The annual Celebrate Dorchester calendar, featuring artwork by Neponset’s own Celia McDonough, is now on sale for $10 at local retailers. Proceeds from the calendar help defray the costs of Project D.E.E.P., the Dorchester Educational Enrichment Program, founded by McDonough’s son, Brendan. Project D.E.E.P. provides affordable tutoring, summer camp, and educational support to local students.
A Boston native, Celia McDonough has been donating her work to the annual calendar for the past eighteen years, and as its popularity has grown so has its contribution to the nonprofit.
“It’s profitable,” said Brendan McDonough. “It helps defer the cost of the overall budget, not just the summer camp now. The calendar probably raises about 2 to 3 percent of the annual budget.”

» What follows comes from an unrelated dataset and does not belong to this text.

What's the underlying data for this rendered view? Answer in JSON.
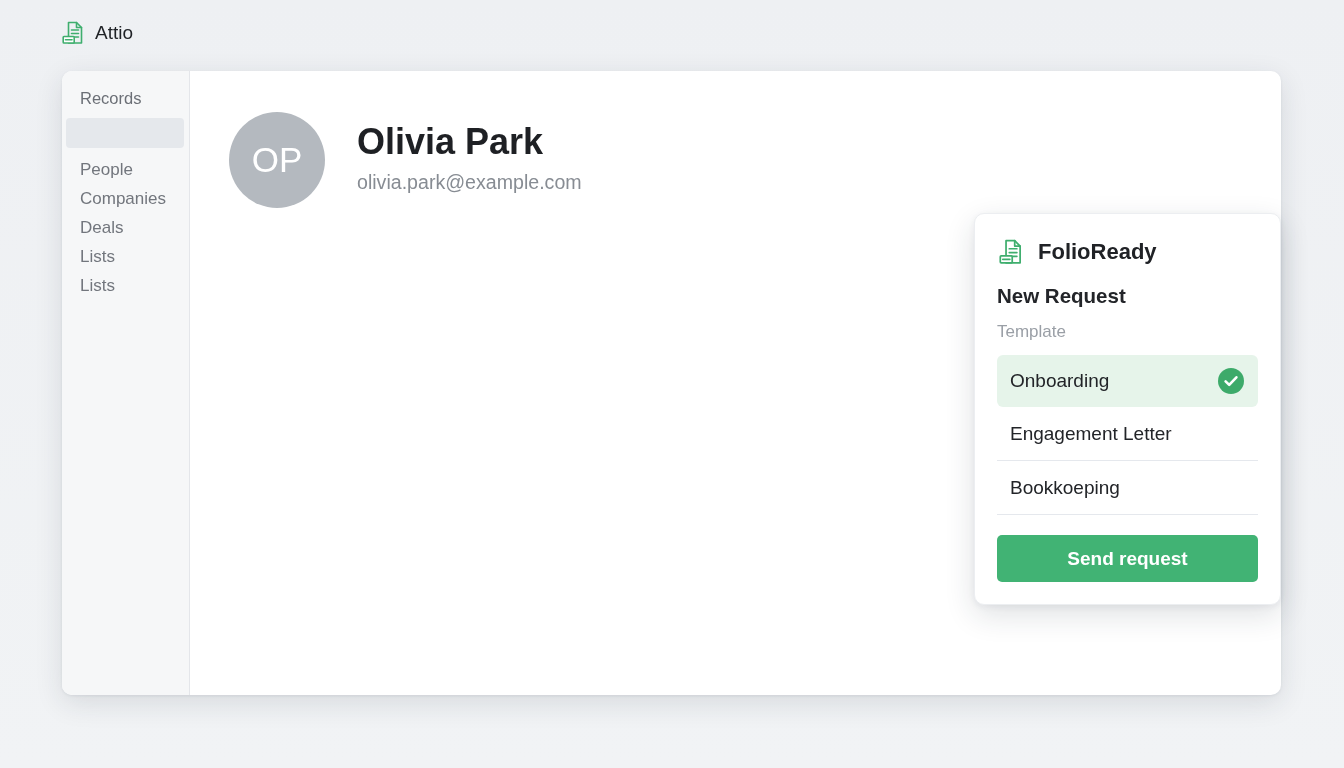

Additionally, the calendar provides a way for low-income students to defray the $50 cost of tutoring at Project D.E.E.P.
“When the kids sign up, we give them calendars and if they sell the calendars they get the money back,” said McDonough. “So it helps them defer the cost of the tutoring programs.”
Celia McDonough began donating her work to the calendar during Project D.E.E.P.’s inaugural year when her son founded the project out of their Dorchester home. A teacher by trade, McDonough did not pursue her passion for art until later in life. Though it was her first love, McDonough did not study art during her time at Boston College.
“My father insisted I do something practical,” she said. “After I was married for several years, I went to Mass. College of Art at night for five, six years.”
Now, McDonough paints watercolors almost exclusively, though she initially dabbled in oil and acrylic painting as well. Her work can be found citywide, at Wells Fargo, Mount Washington Bank, Meetinghouse Bank, Children’s Hospital, Milton Hospital, and the Carpenter’s Center, among other locations. Several of her pieces have also been purchased for private collections nationwide.
The annual Celebrate Dorchester calendar  has become a staple of her local work, with many people eagerly awaiting its arrival each December.
“As far as painting, I never probably would have painted Dorchester if this particular thing didn’t come about,” said McDonough of the calendar.
“Every year I say I don’t know what else I can come up with,” she said. “But Dorchester has so many variables to paint as opposed to other parts of the city. Dorchester has so much history and so many wonderful locations all along the water, so many historical sites, so many icons – it turned out to be a pretty easy kind of thing as I got into it.”
McDonough is never without her sketchbook, and begins planning for the calendar’s twelve painting well ahead of time.
“I attack it many different ways,” said McDonough. “I plan on four seasons, roughly three paintings per season. I always keep a sketchbook in the car and if I see something that intrigues me, I try to stop for fifteen minutes to sketch it.”
“A lot of times there’s an impetus to return depending on the weather and the locations; some places are easy to jump out and paint, others are not. Oftentimes I go back and finish it in my studio,” she said. “A lot of times too I’ll add people or different little things to make it more interesting than the actual scene itself.”
She also finds herself frequently inspired by her membership in the Dorchester Historical Society, a springboard for the historic portraits featured in the calendar. This year’s calendar features a painting of a historic factory that produced nails for horseshoes.
In addition to her work for the calendar, McDonough paints other Boston scenes and house portraits by commission. Those interested in her work should visit celiamcdonough.com.